The Solicitors Regulation Authority (SRA) has voted to cut the minimum compulsory cover for professional indemnity insurance (PII) from £2m to £500,000 despite strong opposition from the Law Society and the City of London Law Society (CLLS) to the speed of change and lack of consultation with insurers.
In a board meeting yesterday (2 July), the regulatory body voted through proposals designed to cut costs for the profession, commenting: ‘These proposals will ensure consumers are better protected by, for the first time, requiring firms to ensure appropriate cover rather than simply relying on meeting the minimum requirements and, at the same time, ensure the very many firms undertaking primarily low value transactions are not forced to obtain higher levels of insurance than they and their clients require.’
Other proposed changes to the indemnity insurance arrangements, including changes to the eligibility criteria for those seeking to make a claim, have now been deferred until 2015 to ‘allow for the completion of a wider review of arrangements’.
In mid-June Law Society chief executive Desmond Hudson said of the proposed PII overhaul: ‘The implications of what the SRA is planning and the possible consequences of those plans are only just beginning to be realised. Our discussions with our members and stakeholders reveal that none of us appear to have been approached in advance by the SRA in formulating these proposals or options.
‘We consider that six weeks is too short a time period to consult on and assess the consequences of such far reaching changes. To use the example of PII from the very many consultation proposals, firms, insurers and brokers will simply have insufficient time to adjust their businesses in time for the 1st October implementation which could mean that no cover will be provided for lenders in residential house transactions.
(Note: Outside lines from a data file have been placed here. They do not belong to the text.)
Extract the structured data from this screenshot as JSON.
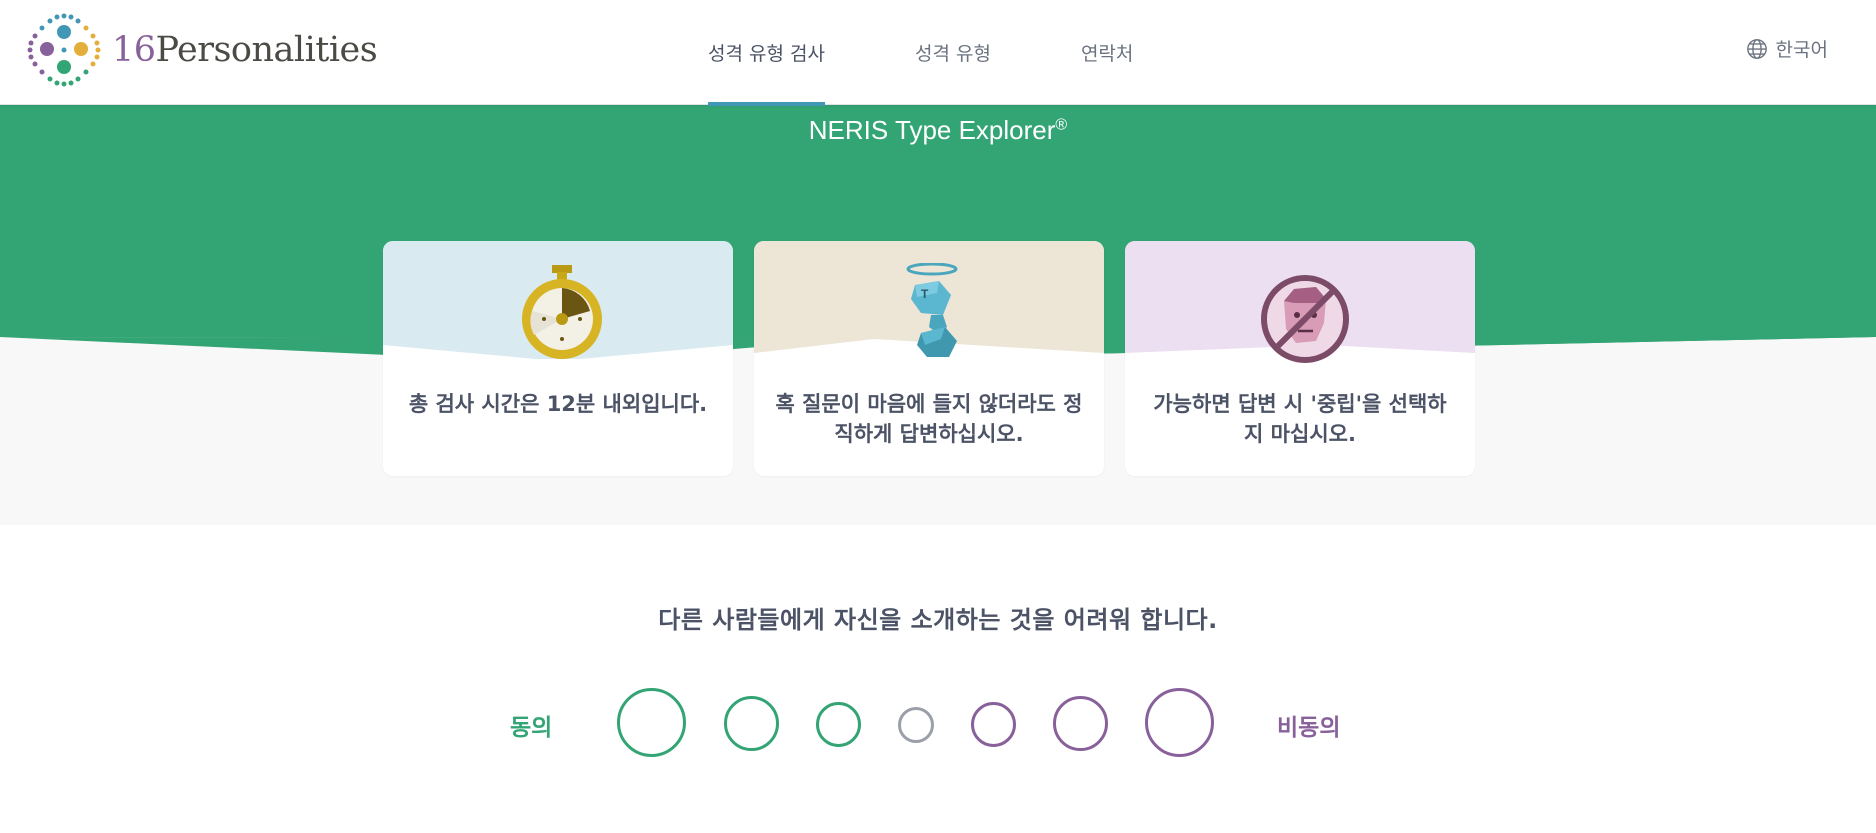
{
  "header": {
    "logo_number": "16",
    "logo_text": "Personalities",
    "nav": [
      {
        "label": "성격 유형 검사",
        "active": true
      },
      {
        "label": "성격 유형",
        "active": false
      },
      {
        "label": "연락처",
        "active": false
      }
    ],
    "language": "한국어"
  },
  "hero": {
    "title": "NERIS Type Explorer",
    "title_mark": "®",
    "colors": {
      "green": "#33a474",
      "background": "#f8f8f8"
    },
    "cards": [
      {
        "text": "총 검사 시간은 12분 내외입니다.",
        "color": "#d9eaf0",
        "icon": "stopwatch-icon"
      },
      {
        "text": "혹 질문이 마음에 들지 않더라도 정직하게 답변하십시오.",
        "color": "#ede5d6",
        "icon": "angel-figure-icon"
      },
      {
        "text": "가능하면 답변 시 '중립'을 선택하지 마십시오.",
        "color": "#ecdff2",
        "icon": "no-neutral-face-icon"
      }
    ]
  },
  "question": {
    "text": "다른 사람들에게 자신을 소개하는 것을 어려워 합니다.",
    "agree_label": "동의",
    "disagree_label": "비동의",
    "options": [
      {
        "name": "strongly-agree",
        "color": "#33a474"
      },
      {
        "name": "agree",
        "color": "#33a474"
      },
      {
        "name": "slightly-agree",
        "color": "#33a474"
      },
      {
        "name": "neutral",
        "color": "#9b9faa"
      },
      {
        "name": "slightly-disagree",
        "color": "#88619a"
      },
      {
        "name": "disagree",
        "color": "#88619a"
      },
      {
        "name": "strongly-disagree",
        "color": "#88619a"
      }
    ]
  }
}
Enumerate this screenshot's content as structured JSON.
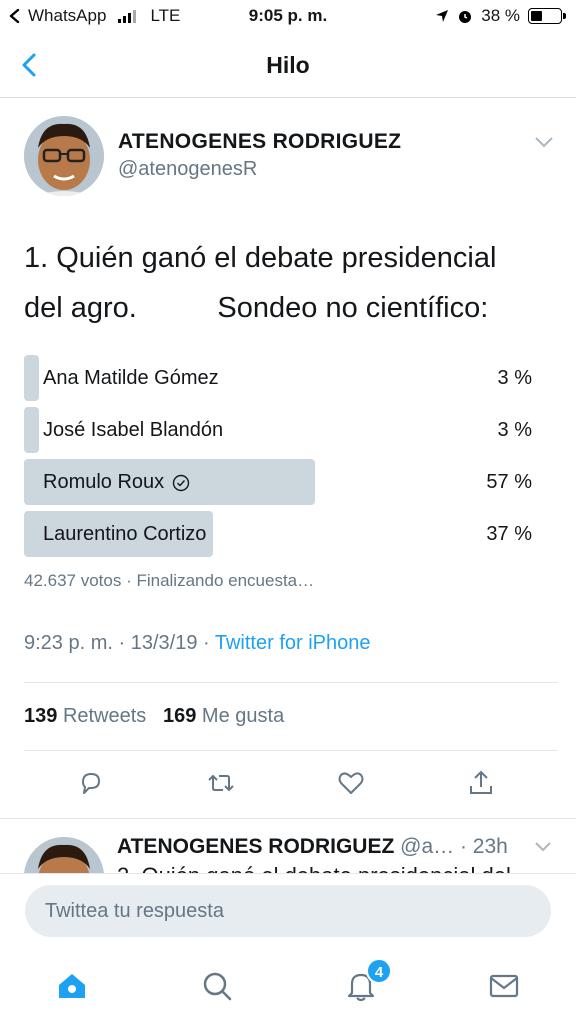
{
  "status_bar": {
    "back_app": "WhatsApp",
    "network": "LTE",
    "time": "9:05 p. m.",
    "battery": "38 %",
    "battery_level": 0.38
  },
  "nav": {
    "title": "Hilo",
    "back_icon": "chevron-left-icon"
  },
  "tweet": {
    "author_name": "ATENOGENES RODRIGUEZ",
    "author_handle": "@atenogenesR",
    "text": "1. Quién ganó el debate presidencial\ndel agro.          Sondeo no científico:",
    "poll": {
      "options": [
        {
          "label": "Ana Matilde Gómez",
          "percent_label": "3 %",
          "percent": 3,
          "winner": false
        },
        {
          "label": "José Isabel Blandón",
          "percent_label": "3 %",
          "percent": 3,
          "winner": false
        },
        {
          "label": "Romulo Roux",
          "percent_label": "57 %",
          "percent": 57,
          "winner": true
        },
        {
          "label": "Laurentino Cortizo",
          "percent_label": "37 %",
          "percent": 37,
          "winner": false
        }
      ],
      "meta": "42.637 votos · Finalizando encuesta…"
    },
    "timestamp": "9:23 p. m. · 13/3/19 · ",
    "source": "Twitter for iPhone",
    "stats": {
      "retweets_count": "139",
      "retweets_label": "Retweets",
      "likes_count": "169",
      "likes_label": "Me gusta"
    }
  },
  "reply_preview": {
    "author_name": "ATENOGENES RODRIGUEZ",
    "handle_time": "@a… · 23h",
    "text": "2. Quién ganó el debate presidencial del"
  },
  "compose": {
    "placeholder": "Twittea tu respuesta"
  },
  "tab_bar": {
    "notifications_badge": "4",
    "accent_color": "#1da1f2"
  }
}
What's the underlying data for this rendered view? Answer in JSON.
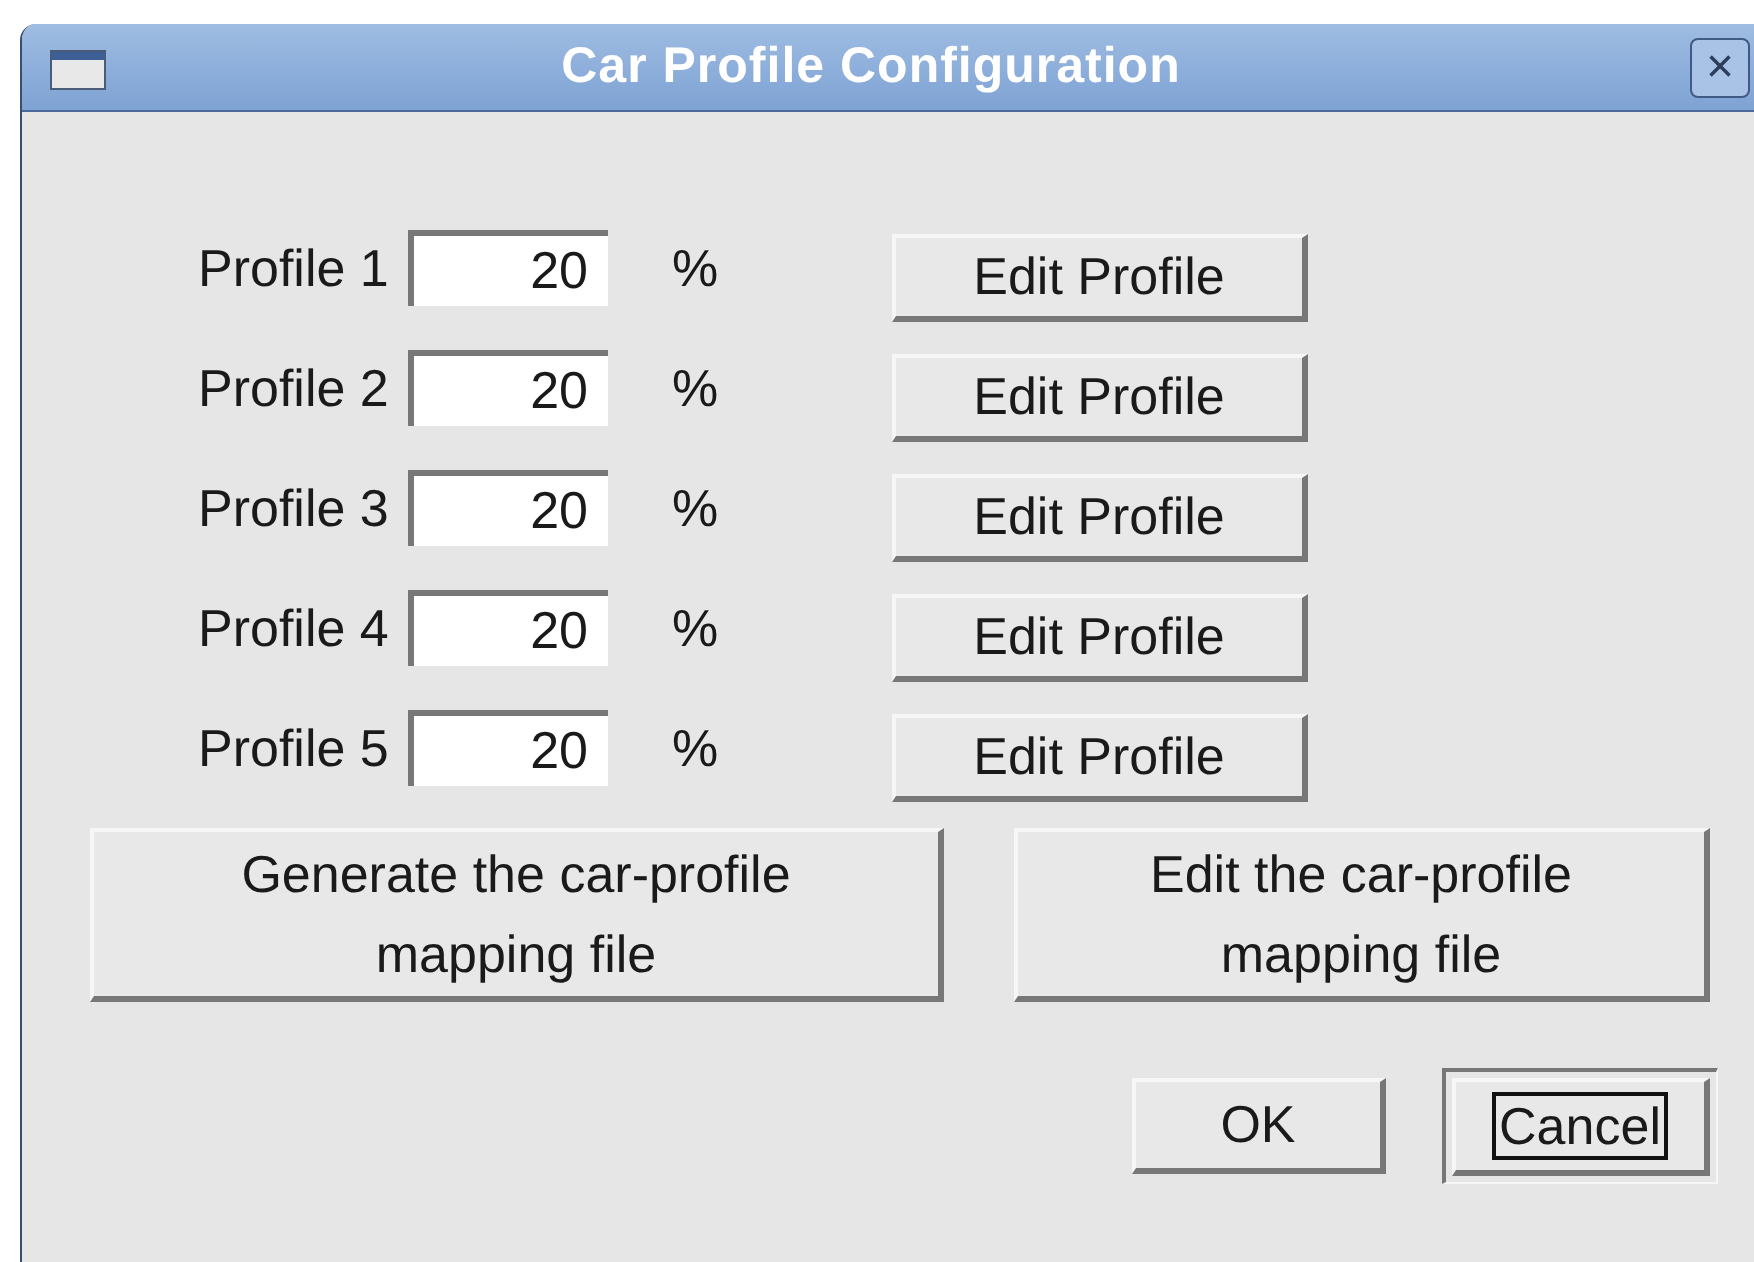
{
  "window": {
    "title": "Car Profile Configuration",
    "close_glyph": "×"
  },
  "profiles": [
    {
      "label": "Profile 1",
      "value": "20",
      "unit": "%",
      "button": "Edit Profile"
    },
    {
      "label": "Profile 2",
      "value": "20",
      "unit": "%",
      "button": "Edit Profile"
    },
    {
      "label": "Profile 3",
      "value": "20",
      "unit": "%",
      "button": "Edit Profile"
    },
    {
      "label": "Profile 4",
      "value": "20",
      "unit": "%",
      "button": "Edit Profile"
    },
    {
      "label": "Profile 5",
      "value": "20",
      "unit": "%",
      "button": "Edit Profile"
    }
  ],
  "mapping_buttons": [
    {
      "label": "Generate the car-profile mapping file"
    },
    {
      "label": "Edit the car-profile mapping file"
    }
  ],
  "dialog_buttons": [
    {
      "label": "OK",
      "default": false
    },
    {
      "label": "Cancel",
      "default": true
    }
  ]
}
Yet these changes could see the immediate removal from panels of hundreds of firms.’
Fears have also been raised, including by the CLLS, that reducing minimum PII cover could damage the ‘brand’ of the profession and increase the incidence of uninsured claims.
In its response to the proposals the CLLS said: ‘In principal we support the idea of reducing the insurance costs burden in a manner which allows firms to consider the appropriate level of cover they need (subject to a mandatory minimum.) However, it is our view that the SRA needs to have consulted with the insurer before making specific proposals. The consultation adduces no evidence that the proposals would in fact attract the costs reductions they are aiming for and the research into average claims values is out of date.’
Following the SRA’s decision to push ahead with the proposals, outgoing SRA chair Charles Plant said: ‘The majority of responses to our consultations agreed with our aim of reducing the burden of regulation. However, some stakeholders disagreed with the proposals we made.
‘We have taken this feedback on board and, where we feel respondents have a valid point, we have either decided to take a fresh look at the proposals, or look for more information.’
The proposals are still subject to approval by the Legal Services Board. If agreed, they will come into effect in time for the 11th version of the SRA handbook, which is due to go live in October.